Issue: In New York, when is a motion for reargument appropriate?
|Area of Law:||Litigation & Procedure|
|Keywords:||Motion for reargument; Overlooked or misapprehended the relevant facts|
|Cited Cases:||68 A.D.2d 558; 201 A.D.2d 715; 608 N.Y.S.2d 486|
“A motion for reargument . . . is designed to afford a party an opportunity to establish that the Court overlooked or misapprehended the relevant facts, or misapplied any controlling principle of law. Its purpose is not to serve as a vehicle to permit the unsuccessful party to argue once again the very questions decided.” Foley v. Roche, 68 A.D.2d 558, 418 N.Y.S.2d 588, 593 (1st Dep’t 1979). Accord, Rodriguez v. Khamis, 201 A.D.2d 715, 608 N.Y.S.2d 486, 487 (2nd Dep’t 1994) (Court properly adhered to its original determination on motion to reargue since it had neither overlooked nor misapplied any controlling principle of law).
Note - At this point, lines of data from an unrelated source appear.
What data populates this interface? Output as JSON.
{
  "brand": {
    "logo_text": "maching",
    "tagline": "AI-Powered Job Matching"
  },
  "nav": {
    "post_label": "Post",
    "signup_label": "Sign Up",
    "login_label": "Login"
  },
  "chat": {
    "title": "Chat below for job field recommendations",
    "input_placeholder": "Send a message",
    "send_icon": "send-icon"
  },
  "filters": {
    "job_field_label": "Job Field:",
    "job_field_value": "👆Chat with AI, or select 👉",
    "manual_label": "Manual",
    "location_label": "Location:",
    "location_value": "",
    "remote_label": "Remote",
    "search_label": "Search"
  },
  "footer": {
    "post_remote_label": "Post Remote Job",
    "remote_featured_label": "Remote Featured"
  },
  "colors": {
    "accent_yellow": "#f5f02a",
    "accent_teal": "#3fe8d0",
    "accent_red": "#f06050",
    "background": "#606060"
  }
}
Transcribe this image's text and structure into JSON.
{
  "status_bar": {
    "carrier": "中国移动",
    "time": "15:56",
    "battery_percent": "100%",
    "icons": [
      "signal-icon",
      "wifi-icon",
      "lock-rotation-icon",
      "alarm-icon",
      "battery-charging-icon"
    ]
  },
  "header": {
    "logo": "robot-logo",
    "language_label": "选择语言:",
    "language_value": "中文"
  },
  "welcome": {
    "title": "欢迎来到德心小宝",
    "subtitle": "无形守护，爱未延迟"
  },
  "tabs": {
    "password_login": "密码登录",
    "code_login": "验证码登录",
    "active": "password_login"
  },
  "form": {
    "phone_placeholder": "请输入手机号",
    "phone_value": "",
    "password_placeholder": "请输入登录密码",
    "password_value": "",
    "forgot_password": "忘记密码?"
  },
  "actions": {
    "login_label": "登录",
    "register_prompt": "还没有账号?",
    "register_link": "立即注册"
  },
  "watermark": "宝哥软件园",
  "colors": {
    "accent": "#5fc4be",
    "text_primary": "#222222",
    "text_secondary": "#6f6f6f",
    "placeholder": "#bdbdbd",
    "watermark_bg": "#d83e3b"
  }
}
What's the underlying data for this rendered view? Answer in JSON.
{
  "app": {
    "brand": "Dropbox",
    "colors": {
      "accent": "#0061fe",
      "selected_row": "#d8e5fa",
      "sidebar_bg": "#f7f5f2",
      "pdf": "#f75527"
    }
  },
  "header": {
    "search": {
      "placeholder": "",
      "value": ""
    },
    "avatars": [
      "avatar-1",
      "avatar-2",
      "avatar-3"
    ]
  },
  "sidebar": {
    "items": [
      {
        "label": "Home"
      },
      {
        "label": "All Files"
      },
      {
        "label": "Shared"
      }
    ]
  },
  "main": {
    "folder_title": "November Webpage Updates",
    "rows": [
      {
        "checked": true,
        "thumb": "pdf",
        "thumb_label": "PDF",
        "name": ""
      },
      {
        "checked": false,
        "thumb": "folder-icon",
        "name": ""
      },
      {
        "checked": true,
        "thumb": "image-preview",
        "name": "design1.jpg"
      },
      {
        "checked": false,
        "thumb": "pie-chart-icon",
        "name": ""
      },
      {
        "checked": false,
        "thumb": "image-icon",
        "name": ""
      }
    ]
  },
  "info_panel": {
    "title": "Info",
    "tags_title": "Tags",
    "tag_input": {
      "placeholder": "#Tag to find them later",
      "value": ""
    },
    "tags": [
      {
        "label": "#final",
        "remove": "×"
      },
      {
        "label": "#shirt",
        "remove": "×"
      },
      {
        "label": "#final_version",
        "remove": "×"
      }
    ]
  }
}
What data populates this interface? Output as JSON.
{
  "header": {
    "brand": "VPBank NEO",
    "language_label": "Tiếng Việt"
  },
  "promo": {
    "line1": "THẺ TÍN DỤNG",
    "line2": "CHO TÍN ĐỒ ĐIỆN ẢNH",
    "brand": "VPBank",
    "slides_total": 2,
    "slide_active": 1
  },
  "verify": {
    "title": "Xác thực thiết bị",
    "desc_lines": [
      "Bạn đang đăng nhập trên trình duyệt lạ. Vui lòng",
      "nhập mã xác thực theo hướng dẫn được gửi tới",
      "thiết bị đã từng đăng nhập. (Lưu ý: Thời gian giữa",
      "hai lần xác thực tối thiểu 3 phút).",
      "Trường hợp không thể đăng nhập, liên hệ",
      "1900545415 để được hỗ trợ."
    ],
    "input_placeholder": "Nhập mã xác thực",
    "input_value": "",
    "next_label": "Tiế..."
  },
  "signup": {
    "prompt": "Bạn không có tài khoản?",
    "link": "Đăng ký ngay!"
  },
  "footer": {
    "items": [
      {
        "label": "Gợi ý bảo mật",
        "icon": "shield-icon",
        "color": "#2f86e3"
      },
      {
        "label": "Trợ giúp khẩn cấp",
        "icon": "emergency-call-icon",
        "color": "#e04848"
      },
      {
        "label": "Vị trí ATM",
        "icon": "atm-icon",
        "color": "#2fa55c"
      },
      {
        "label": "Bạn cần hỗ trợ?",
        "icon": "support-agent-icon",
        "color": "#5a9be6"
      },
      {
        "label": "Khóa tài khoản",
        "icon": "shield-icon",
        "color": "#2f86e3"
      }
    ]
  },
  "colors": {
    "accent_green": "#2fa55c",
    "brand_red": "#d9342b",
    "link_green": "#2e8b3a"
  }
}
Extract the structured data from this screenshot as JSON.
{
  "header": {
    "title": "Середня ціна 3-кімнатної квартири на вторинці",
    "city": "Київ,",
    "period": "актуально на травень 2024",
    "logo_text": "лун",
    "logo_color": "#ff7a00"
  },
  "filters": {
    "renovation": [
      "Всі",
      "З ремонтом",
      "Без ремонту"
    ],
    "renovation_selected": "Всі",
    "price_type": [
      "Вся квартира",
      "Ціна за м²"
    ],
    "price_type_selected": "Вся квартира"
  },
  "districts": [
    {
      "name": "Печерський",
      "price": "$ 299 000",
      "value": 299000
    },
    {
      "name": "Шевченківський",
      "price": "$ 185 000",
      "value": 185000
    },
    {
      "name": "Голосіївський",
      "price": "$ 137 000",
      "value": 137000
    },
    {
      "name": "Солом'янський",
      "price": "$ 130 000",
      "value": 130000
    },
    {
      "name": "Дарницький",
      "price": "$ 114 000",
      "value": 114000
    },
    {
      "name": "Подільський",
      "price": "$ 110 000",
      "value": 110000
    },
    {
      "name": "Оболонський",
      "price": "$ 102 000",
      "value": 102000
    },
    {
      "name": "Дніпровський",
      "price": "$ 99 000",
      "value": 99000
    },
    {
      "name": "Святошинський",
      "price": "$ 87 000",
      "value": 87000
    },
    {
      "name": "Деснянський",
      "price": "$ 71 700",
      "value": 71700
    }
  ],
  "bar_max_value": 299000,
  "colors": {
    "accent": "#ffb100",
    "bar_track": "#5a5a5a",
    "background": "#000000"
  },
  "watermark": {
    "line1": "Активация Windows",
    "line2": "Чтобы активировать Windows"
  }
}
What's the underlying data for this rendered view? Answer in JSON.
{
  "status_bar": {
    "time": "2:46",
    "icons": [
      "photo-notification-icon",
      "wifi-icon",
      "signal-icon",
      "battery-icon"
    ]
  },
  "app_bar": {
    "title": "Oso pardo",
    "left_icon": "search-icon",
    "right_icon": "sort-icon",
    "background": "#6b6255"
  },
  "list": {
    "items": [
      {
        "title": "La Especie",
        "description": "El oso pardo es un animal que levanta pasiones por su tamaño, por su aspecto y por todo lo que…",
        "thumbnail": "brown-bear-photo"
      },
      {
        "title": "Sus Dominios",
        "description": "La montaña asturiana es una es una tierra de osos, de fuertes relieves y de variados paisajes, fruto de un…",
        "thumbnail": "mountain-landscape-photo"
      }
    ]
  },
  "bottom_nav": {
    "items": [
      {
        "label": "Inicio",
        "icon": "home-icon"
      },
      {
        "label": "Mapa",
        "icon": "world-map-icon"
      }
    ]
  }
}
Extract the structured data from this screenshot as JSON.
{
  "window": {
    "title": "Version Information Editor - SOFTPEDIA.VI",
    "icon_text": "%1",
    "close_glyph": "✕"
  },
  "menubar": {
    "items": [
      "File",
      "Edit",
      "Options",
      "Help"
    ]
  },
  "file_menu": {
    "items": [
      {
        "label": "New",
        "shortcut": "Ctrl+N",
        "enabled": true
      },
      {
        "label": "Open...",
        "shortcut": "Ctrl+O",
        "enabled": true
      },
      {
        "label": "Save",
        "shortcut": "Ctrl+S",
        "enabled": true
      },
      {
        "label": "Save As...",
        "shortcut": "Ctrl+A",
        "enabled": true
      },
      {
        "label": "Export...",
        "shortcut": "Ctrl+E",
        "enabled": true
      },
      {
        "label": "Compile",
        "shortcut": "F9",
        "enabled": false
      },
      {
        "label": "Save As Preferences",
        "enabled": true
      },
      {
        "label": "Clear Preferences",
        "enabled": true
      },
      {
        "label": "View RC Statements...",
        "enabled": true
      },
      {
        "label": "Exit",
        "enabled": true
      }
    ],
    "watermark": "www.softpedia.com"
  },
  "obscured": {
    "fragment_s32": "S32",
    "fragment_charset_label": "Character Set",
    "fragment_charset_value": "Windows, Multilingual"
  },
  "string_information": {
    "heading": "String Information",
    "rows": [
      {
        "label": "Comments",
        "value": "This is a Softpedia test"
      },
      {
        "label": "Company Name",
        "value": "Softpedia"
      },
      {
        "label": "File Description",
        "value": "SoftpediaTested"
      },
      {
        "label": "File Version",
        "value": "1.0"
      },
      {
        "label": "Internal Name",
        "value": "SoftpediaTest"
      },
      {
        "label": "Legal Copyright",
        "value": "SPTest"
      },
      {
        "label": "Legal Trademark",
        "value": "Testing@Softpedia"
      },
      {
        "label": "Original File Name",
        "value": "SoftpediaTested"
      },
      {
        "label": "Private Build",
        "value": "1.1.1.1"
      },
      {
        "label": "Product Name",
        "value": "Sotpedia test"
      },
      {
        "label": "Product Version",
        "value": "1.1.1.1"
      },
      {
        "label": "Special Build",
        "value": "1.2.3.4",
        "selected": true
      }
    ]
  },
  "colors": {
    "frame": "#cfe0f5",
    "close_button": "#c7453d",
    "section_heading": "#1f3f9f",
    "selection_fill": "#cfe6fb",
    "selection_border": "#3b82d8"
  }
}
If a plaintiff’s motion to argue seeks “to reargue once again the very questions previously decided” that is not the purpose of a motion for reargument. Foley v. Roche, 68 A.D.2d 558, 418 N.Y.S.2d 588, 593 (1st Dep’t 1979).